Items from an interface collection
########################################

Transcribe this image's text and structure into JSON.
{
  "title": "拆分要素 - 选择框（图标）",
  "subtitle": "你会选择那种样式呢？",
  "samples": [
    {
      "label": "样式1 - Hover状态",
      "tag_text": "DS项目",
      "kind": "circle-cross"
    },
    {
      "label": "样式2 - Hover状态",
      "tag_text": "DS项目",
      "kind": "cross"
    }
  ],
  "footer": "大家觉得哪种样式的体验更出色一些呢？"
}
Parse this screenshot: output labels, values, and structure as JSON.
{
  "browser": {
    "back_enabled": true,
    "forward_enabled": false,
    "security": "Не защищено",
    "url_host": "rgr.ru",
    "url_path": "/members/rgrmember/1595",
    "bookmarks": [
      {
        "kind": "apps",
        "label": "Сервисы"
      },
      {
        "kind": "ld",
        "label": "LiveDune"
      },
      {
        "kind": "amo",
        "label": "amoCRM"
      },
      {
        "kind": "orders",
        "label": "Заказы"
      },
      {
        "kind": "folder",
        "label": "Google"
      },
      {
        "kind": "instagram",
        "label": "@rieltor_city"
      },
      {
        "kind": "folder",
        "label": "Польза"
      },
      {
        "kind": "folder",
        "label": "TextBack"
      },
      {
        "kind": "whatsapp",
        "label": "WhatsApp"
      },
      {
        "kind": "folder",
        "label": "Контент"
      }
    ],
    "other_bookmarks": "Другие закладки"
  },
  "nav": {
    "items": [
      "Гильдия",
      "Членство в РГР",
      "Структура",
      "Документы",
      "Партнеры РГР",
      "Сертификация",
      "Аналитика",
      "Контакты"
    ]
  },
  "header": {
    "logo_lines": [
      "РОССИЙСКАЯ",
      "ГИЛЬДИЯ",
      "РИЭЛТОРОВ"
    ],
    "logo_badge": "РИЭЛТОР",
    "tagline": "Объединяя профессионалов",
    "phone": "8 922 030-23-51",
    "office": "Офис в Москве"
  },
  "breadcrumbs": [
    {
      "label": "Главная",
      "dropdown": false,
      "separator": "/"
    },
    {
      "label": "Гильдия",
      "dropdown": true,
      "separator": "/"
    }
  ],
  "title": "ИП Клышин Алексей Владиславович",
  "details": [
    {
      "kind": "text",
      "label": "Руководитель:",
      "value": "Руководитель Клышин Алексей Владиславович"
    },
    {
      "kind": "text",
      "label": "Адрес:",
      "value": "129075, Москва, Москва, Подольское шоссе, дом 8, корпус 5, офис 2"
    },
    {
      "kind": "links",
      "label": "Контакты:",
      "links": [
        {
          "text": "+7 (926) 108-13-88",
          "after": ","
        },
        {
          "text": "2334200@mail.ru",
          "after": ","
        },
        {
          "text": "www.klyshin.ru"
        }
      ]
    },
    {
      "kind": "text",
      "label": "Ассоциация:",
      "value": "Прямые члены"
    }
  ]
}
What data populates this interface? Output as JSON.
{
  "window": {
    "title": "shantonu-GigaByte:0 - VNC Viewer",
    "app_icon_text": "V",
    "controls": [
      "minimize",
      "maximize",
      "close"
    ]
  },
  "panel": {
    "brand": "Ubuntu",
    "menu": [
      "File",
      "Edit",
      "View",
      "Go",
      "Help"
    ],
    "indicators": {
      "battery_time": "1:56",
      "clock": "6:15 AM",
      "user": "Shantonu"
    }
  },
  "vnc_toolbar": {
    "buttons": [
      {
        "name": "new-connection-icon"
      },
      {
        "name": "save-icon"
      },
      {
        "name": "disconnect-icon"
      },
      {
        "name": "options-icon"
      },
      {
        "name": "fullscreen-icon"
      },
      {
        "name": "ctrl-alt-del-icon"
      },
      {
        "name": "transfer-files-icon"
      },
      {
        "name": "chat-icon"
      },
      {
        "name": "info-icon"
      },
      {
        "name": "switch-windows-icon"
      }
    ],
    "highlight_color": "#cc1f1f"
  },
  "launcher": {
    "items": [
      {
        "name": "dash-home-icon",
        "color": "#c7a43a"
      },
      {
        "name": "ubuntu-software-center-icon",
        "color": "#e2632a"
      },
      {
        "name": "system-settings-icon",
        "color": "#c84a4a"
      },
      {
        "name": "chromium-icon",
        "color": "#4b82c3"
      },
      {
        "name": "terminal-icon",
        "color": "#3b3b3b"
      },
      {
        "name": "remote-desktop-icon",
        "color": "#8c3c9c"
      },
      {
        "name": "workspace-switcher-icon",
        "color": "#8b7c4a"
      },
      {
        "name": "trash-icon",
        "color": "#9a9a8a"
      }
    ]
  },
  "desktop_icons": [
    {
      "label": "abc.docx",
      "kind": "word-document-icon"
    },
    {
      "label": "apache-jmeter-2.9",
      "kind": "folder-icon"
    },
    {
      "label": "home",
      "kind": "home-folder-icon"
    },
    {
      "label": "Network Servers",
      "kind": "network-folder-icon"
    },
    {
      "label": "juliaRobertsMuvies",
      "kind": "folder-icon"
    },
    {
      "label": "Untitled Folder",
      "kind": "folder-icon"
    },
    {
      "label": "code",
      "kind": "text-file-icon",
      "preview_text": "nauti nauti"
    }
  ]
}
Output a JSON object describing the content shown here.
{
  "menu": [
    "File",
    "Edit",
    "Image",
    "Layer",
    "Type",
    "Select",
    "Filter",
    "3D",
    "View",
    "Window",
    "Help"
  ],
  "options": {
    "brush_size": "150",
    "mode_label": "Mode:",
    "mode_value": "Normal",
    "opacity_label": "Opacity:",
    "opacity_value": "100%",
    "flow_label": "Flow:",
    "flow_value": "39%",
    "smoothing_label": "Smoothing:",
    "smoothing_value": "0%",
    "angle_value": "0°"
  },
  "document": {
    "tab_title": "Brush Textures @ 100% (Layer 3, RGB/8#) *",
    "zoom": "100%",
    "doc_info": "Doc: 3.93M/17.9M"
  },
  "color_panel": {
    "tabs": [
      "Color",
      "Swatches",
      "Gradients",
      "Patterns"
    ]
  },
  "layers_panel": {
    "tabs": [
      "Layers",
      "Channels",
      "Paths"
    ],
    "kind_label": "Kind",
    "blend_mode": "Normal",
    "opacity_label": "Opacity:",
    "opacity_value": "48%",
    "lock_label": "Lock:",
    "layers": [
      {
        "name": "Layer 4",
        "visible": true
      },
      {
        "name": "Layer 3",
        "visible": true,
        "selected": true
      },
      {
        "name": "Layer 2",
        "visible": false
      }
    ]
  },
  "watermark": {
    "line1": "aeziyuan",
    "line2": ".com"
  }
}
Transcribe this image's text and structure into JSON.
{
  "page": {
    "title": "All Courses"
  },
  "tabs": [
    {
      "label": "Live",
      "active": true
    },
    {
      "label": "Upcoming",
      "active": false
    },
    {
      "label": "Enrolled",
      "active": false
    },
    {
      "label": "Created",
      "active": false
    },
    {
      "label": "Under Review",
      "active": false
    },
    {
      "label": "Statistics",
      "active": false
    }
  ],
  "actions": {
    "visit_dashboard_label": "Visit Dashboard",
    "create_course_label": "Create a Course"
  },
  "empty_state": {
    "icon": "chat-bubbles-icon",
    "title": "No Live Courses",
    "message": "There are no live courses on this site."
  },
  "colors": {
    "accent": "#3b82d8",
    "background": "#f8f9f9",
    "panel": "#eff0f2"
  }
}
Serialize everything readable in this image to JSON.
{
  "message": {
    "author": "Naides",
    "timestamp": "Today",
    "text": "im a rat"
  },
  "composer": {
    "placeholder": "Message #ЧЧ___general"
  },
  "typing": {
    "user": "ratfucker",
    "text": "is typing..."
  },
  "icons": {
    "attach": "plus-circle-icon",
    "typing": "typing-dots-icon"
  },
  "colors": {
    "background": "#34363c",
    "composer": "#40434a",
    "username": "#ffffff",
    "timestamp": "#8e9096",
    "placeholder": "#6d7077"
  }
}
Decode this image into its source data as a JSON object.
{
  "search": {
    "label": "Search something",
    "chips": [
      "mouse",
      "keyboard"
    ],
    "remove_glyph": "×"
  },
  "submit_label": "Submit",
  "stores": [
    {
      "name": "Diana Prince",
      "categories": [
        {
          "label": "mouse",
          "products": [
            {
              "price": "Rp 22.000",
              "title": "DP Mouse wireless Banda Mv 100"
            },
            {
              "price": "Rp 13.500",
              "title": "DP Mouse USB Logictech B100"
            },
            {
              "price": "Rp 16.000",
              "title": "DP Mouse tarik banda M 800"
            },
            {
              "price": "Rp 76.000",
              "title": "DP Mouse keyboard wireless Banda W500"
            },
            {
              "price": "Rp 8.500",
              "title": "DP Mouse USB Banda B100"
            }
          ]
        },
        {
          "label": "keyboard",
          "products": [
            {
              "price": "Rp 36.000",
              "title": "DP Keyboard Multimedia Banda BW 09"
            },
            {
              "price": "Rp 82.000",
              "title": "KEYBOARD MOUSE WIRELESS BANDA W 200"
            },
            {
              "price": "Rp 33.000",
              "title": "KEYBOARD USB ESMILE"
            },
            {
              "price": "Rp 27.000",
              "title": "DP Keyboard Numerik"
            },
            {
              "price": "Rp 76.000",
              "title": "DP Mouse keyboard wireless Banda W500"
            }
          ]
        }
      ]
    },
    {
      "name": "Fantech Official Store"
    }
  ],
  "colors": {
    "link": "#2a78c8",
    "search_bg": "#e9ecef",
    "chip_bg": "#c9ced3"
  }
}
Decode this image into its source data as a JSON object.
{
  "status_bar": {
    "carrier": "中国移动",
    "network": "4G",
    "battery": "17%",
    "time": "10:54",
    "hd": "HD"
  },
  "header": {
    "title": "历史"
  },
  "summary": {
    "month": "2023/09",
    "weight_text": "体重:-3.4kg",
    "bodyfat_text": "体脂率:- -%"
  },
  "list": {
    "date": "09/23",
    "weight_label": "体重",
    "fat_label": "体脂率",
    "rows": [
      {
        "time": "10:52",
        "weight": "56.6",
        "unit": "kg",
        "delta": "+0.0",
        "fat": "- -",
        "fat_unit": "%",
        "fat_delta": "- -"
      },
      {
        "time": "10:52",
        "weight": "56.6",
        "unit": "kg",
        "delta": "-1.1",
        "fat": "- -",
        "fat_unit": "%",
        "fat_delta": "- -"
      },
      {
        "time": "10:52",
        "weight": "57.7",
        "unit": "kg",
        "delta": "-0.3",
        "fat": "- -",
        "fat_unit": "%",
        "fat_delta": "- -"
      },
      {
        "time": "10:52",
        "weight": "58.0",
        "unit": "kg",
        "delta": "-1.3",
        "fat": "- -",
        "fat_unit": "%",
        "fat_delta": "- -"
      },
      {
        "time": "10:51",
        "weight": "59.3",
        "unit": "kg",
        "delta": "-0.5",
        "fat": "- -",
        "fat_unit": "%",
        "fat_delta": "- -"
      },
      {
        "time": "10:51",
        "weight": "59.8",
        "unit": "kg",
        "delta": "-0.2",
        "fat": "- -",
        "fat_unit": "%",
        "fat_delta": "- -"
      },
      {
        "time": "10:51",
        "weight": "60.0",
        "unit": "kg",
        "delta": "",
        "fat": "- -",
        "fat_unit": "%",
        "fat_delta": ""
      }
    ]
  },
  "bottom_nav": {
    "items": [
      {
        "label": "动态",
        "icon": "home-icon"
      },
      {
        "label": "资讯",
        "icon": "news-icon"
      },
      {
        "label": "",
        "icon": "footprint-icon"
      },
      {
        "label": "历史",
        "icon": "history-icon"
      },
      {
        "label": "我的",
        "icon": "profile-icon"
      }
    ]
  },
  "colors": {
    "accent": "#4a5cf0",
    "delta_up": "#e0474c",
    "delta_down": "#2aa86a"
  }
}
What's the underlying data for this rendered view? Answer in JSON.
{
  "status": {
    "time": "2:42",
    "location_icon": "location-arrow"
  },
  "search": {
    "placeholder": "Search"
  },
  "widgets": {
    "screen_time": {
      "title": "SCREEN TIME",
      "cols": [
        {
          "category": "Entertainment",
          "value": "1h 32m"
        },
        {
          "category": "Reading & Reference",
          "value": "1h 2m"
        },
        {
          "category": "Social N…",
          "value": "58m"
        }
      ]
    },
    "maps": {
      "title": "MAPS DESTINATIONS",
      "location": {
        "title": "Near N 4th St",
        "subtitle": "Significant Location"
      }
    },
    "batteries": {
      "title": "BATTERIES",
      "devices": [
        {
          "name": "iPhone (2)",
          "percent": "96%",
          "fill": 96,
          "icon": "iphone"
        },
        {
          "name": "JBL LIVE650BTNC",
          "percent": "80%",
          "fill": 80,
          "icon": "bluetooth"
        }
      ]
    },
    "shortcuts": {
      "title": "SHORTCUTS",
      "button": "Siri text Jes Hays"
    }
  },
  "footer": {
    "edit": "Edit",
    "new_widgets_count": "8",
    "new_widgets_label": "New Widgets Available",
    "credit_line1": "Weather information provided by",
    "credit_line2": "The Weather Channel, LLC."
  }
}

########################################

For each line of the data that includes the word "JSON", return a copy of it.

Transcribe this image's text and structure into JSON.
Parse this screenshot: output labels, values, and structure as JSON.
What data populates this interface? Output as JSON.
Output a JSON object describing the content shown here.
Transcribe this image's text and structure into JSON.
Serialize everything readable in this image to JSON.
Decode this image into its source data as a JSON object.
Decode this image into its source data as a JSON object.
What's the underlying data for this rendered view? Answer in JSON.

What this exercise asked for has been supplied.